That was the trouble with having a gift, though –however fairly or unfairly it had been acquired. Sooner or later one felt obliged to use it.
The first Dreyfus novel was just over 500 pages long, but left the reader wanting more. It could have expanded easily by another 200 pages Sadly, the new novel featuring Dreyfus and the other Panoply operatives is about 100 pages shorter than its predecessor, but feels like it should have been another 100 pages shorter. As other reviewers have said, the pace plods, in an irritating, episodic style, resembling a TV cop show. The mystery is intriguing, but seems to unfold at an interminable snail's pace. This is the only Reynolds I have read where I felt an almost irresistible urge to skip over parts to get back to the more interesting bits.
When the focus is on Dreyfus, things are fine. The other characters Reynolds has revived from the first book just aren't as interesting. Parts of the plot are either badly explained, or don't make any sense. The denoument is quite spectacular, but the climactic showdown between the Voi twins, and its conclusion, is eerily reminiscent of the end of Cronenberg's 'Scanners' - again, the first time I have come across something in a Reynolds novel or story that didn't feel wholly original.

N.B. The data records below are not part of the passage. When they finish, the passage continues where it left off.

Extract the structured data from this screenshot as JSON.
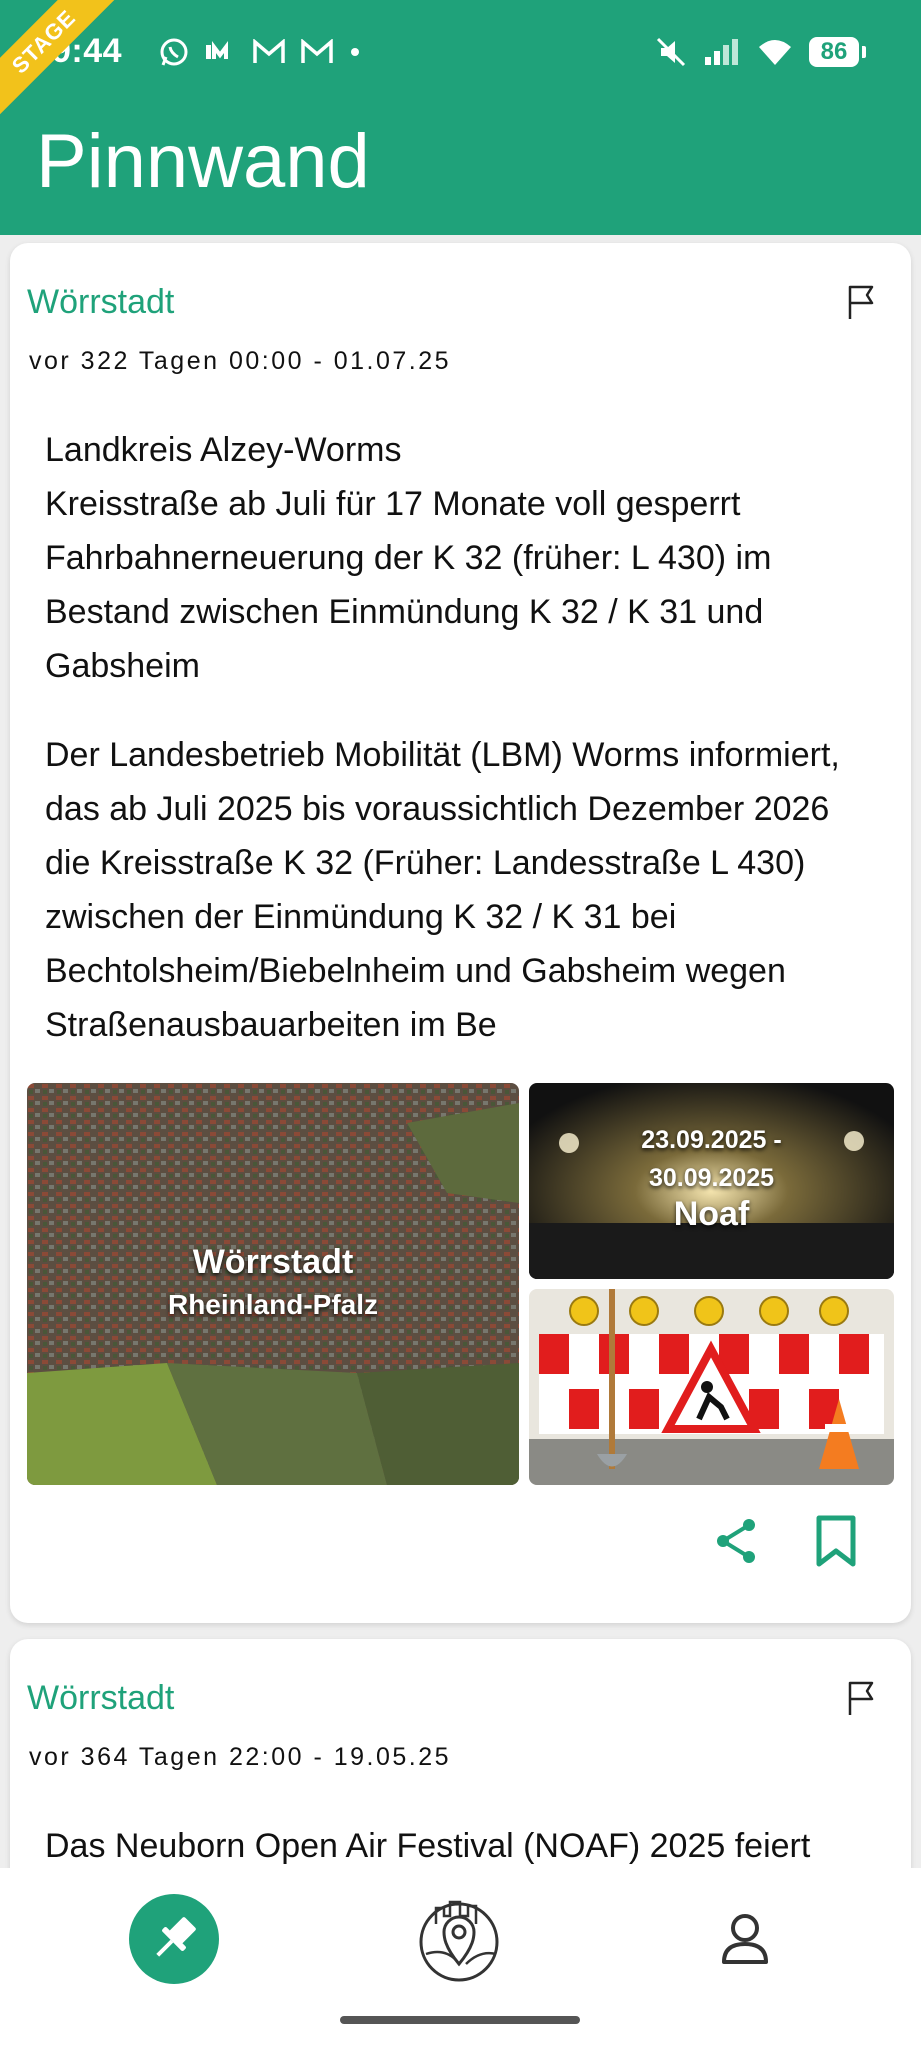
{
  "status_bar": {
    "time": "9:44",
    "ribbon": "STAGE",
    "battery": "86"
  },
  "header": {
    "title": "Pinnwand"
  },
  "posts": [
    {
      "location": "Wörrstadt",
      "meta": "vor 322 Tagen 00:00 - 01.07.25",
      "paragraphs": [
        "Landkreis Alzey-Worms\nKreisstraße ab Juli für 17 Monate voll gesperrt\nFahrbahnerneuerung der K 32 (früher: L 430) im Bestand zwischen Einmündung K 32 / K 31 und Gabsheim",
        "Der Landesbetrieb Mobilität (LBM) Worms informiert, das ab Juli 2025 bis voraussichtlich Dezember 2026 die Kreisstraße K 32 (Früher: Landesstraße L 430) zwischen der Einmündung K 32 / K 31 bei Bechtolsheim/Biebelnheim und Gabsheim wegen Straßenausbauarbeiten im Be"
      ],
      "images": {
        "main": {
          "title": "Wörrstadt",
          "subtitle": "Rheinland-Pfalz"
        },
        "top": {
          "date": "23.09.2025 -\n30.09.2025",
          "title": "Noaf"
        }
      }
    },
    {
      "location": "Wörrstadt",
      "meta": "vor 364 Tagen 22:00 - 19.05.25",
      "paragraphs": [
        "Das Neuborn Open Air Festival (NOAF) 2025 feiert"
      ]
    }
  ],
  "colors": {
    "brand": "#1fa27a",
    "ribbon": "#f2c21b"
  }
}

I will still look out for Reynolds work with interest, but - please - no more 'Prefect Dreyfus Emergencies'.
In some ways its just a detective story, but the context of the Revelation Space universe gives it an interesting twist. The ending itself is not entirely surprising, but satisfying nonetheless.
I would love Mr Reynolds to revive some of the edgier themes in this series - civilisation limiting, the ultras etc, but would certainly be content with another in the Dreyfus series.